Thursday we got up and decided to do the "I wonder how many miles we can put on Libby today?" tour. We started by going back over the auto loop in Acadia and went directly to Thunder Hole hoping to catch it with higher water and a louder "BOOM." Well, the water was too high and the hole completely under water so no sound whatsoever. :( We decide to come back on Saturday morning so that we could catch it a couple of hours before high tide. Hopefully that will work.
We then went around to Jordan Pond again to walk the Nature Trail. At 10:00 in the morning, parking was much more available and we were able to hike that trail, finally. It was a nice hike with through the forest that was very nicely explained in the provided brochure. Part of the trail was besides Jordon Pond but the fog was still so dense we could barely see past the near shoreline.
We then headed for highway 102 and the loop around the West (and less traveled) side of Acadia. We went through the Acadia Sea Wall area, Bass Harbor, Tremont, Seal Cove, Pretty Marsh and Sommesville before leaving 102 and heading back North to Highway 1. These were all quaint little seaside villages with most of them being working harbors and having lots of lobster boats. It took about an hour and a half to make the loop but provided us with a look at the other side of Mt. Desert Island.
Next we went a little further West and went down another peninsula. If you look at a map showing the coast around Acadia, you will see that there are a number of peninsulas and islands extending South from the Maine coast. The one we went down is immediately West of Mt. Desert Island which contains Acadia. As we went down we passed many small communities and a few larger ones such as Blue Hill. At the very bottom, you go over a large suspension bridge onto Little Deer Isle and then a causeway to Deer Isle and then on down to Stonington. On the way back up we drove around Northern Bay and passed through Castine. Then on up to highway 1 again and back to where we are camped. We did a total of about 150 miles and enjoyed great scenery. Throughout the trip, you could see how this area is mostly sustained by lobster fishing and summer tourism. Each time you could see water, there were lobster boats galore and cottages for rent.
Friday we headed for Schoodic peninsula due East of Mt. Desert Island to take in the small portion of Acadia National Park that is located there. Once you get to the Park, there is a one-way drive of about nine miles that is spectacular with coastline beauty. We were told that not too many visitors actually come to this part of the Park since it is so isolated from the main part of the Park but in our opinion, this absolutely the most scenic part of Acadia. If you come here, take the time to do this drive. There are several turnoffs that allow you to stop and enjoy the sights. We found many visitors that had brought their lawn chairs and were just sitting above the shore taking in the view, the sounds of surf and the cool breeze.
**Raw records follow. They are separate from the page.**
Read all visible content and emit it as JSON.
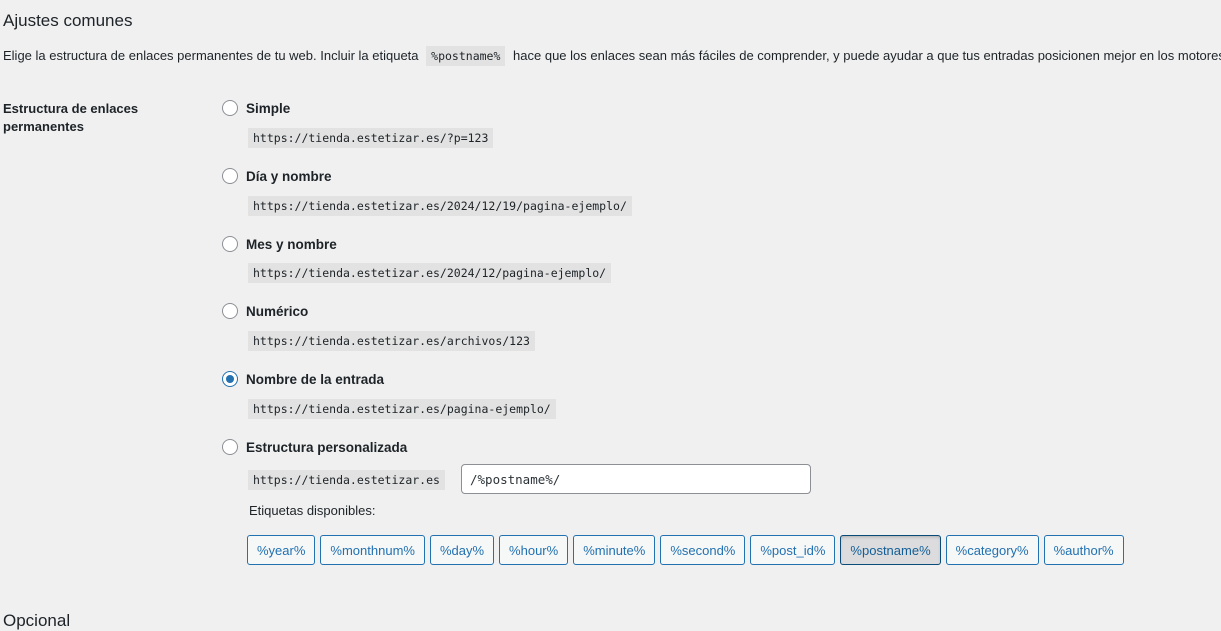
{
  "section": {
    "title": "Ajustes comunes",
    "description_before": "Elige la estructura de enlaces permanentes de tu web. Incluir la etiqueta",
    "description_tag": "%postname%",
    "description_after": "hace que los enlaces sean más fáciles de comprender, y puede ayudar a que tus entradas posicionen mejor en los motores de"
  },
  "field": {
    "label": "Estructura de enlaces permanentes"
  },
  "options": [
    {
      "label": "Simple",
      "example": "https://tienda.estetizar.es/?p=123",
      "checked": false
    },
    {
      "label": "Día y nombre",
      "example": "https://tienda.estetizar.es/2024/12/19/pagina-ejemplo/",
      "checked": false
    },
    {
      "label": "Mes y nombre",
      "example": "https://tienda.estetizar.es/2024/12/pagina-ejemplo/",
      "checked": false
    },
    {
      "label": "Numérico",
      "example": "https://tienda.estetizar.es/archivos/123",
      "checked": false
    },
    {
      "label": "Nombre de la entrada",
      "example": "https://tienda.estetizar.es/pagina-ejemplo/",
      "checked": true
    },
    {
      "label": "Estructura personalizada",
      "checked": false
    }
  ],
  "custom": {
    "base": "https://tienda.estetizar.es",
    "value": "/%postname%/"
  },
  "tags": {
    "label": "Etiquetas disponibles:",
    "items": [
      "%year%",
      "%monthnum%",
      "%day%",
      "%hour%",
      "%minute%",
      "%second%",
      "%post_id%",
      "%postname%",
      "%category%",
      "%author%"
    ],
    "active": "%postname%"
  },
  "next_section": {
    "title": "Opcional"
  },
  "colors": {
    "accent": "#2271b1",
    "background": "#f0f0f1"
  }
}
We then came back to Ellsworth and visited the new Wal-Mart Supercenter to stock up on items we know from last year that we need to purchase before going into Canada. Some of it you save big time, some of it you can't get in Canada, especially some of the food items where you have definite name-brand preferences. This was the best Wal-Mart we have ever been in. Large, wide aisles, well stocked and believe it or not, checkers waiting for someone to get in their line!!!
Saturday we went back to Thunder Hole - still no thunder!! I guess it has to be a combination of tide and heavy seas? We have been there at low tide, high tide and between tide with no success. Oh, well you can't have everything. We then went on a two-hour carriage ride over the carriage roads and a few of the bridges John D. Rockefeller, Jr. had built when he owned a good portion of Mt. Desert Island. He had over 50 miles of carriage roads constructed and several stone bridges of which every one is unique in design and construction. The first bridge was a cobblestone bridge that took three years to build and was finished in 1917. The construction using such small stones was discontinued and future bridges were built of much larger granite stones that were obtained at nearby quarries. The last bridge was finished in 1937.
Our carriage was pulled by two large, beautiful Percherons - one male, one female. Our tour guide was a young lady studying to be a large animal veterinarian and was delightful - full of funny stories.
We then went to Hannaford's and got Doris another lobster since she may have to wait awhile for the next. We came back to the coach and watched the College World Series, a little of the soccer match and started getting the Mothership ready for tomorrow's trip. We are heading for Lubec, ME which is the Easternmost point in the U.S. and will stay there until at least July 4th to avoid fighting for campground space during the holidays.